§ **Instructions for the task**: Go through the records below and copy out every line holding "content".
[Start of Attachment]
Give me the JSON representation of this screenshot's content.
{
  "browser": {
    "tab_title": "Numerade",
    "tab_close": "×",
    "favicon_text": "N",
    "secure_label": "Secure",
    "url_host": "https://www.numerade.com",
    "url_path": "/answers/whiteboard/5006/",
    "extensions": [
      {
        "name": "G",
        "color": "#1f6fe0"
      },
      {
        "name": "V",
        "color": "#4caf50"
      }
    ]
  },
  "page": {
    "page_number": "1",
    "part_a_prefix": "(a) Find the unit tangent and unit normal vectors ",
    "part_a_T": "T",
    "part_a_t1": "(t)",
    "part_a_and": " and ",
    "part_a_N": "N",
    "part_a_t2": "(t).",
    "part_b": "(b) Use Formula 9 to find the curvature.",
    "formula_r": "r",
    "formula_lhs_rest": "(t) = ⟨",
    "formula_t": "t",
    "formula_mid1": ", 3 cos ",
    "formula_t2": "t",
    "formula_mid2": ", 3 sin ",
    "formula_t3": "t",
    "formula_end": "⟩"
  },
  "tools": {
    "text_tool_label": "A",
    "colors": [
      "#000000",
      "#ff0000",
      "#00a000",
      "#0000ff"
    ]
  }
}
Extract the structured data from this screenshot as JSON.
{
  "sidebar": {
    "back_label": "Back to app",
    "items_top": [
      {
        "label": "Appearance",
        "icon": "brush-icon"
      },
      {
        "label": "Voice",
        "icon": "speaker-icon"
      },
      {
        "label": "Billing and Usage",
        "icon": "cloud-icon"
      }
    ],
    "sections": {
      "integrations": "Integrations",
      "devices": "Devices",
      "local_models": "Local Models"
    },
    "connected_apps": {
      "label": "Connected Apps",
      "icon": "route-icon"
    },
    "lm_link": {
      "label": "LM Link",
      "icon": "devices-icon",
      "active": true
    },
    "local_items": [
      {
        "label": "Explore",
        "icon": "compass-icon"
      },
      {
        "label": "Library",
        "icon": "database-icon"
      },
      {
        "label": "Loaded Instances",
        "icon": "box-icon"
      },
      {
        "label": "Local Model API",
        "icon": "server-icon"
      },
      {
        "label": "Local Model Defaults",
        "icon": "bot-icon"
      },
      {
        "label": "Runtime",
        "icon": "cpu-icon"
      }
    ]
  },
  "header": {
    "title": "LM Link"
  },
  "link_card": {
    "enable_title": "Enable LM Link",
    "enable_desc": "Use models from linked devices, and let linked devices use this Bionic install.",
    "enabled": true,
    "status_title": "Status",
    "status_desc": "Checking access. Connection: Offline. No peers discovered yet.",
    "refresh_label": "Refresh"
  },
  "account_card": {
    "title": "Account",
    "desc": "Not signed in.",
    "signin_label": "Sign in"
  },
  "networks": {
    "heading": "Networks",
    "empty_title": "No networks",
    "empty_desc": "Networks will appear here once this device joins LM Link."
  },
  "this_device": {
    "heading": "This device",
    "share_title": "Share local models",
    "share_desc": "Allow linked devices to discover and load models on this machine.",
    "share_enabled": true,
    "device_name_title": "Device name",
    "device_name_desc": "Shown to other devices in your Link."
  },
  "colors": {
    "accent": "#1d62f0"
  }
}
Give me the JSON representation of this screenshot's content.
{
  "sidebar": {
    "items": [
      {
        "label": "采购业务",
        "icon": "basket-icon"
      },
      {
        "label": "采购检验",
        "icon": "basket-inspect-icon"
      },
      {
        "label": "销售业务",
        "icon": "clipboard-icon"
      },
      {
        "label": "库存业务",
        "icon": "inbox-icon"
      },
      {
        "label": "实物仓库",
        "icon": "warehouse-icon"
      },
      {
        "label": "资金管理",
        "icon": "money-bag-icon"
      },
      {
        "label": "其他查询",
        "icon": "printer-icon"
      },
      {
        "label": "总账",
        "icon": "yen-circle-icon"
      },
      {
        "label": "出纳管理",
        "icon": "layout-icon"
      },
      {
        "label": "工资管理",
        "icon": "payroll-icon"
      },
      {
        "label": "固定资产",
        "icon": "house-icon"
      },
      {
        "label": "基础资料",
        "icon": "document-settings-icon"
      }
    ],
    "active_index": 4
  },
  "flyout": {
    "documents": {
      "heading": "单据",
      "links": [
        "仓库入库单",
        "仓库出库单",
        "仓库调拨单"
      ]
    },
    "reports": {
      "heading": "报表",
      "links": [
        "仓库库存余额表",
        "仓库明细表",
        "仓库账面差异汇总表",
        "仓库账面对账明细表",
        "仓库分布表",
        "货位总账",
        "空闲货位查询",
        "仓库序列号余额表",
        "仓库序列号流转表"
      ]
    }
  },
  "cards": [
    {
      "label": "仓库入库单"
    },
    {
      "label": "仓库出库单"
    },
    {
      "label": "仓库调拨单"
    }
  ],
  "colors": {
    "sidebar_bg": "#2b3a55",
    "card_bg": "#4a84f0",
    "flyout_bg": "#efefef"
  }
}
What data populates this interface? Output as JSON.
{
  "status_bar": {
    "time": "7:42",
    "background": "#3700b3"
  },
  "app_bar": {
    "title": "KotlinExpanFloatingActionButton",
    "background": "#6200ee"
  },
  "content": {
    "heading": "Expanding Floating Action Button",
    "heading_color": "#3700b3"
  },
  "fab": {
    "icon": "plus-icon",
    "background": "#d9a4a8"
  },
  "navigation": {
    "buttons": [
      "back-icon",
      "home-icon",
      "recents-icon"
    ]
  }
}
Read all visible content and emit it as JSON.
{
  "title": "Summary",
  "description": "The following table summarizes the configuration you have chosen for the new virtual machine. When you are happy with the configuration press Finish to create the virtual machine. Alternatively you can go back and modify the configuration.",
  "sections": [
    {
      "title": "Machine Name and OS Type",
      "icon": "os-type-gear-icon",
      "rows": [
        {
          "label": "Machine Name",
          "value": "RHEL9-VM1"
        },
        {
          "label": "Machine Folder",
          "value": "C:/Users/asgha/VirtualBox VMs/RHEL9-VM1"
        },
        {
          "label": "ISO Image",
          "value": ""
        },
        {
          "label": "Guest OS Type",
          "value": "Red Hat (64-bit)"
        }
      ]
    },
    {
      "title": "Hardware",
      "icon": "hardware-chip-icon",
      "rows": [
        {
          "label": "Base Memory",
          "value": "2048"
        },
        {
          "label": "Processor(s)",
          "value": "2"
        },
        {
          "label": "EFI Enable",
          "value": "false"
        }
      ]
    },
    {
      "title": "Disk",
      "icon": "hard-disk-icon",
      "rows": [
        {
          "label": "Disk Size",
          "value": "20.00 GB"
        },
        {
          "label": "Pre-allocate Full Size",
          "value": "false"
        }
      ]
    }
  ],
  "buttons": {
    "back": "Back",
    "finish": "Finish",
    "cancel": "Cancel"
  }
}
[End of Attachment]
§ **Expected output**:
Give me the JSON representation of this screenshot's content.
Give me the JSON representation of this screenshot's content.
  "content": {
Read all visible content and emit it as JSON.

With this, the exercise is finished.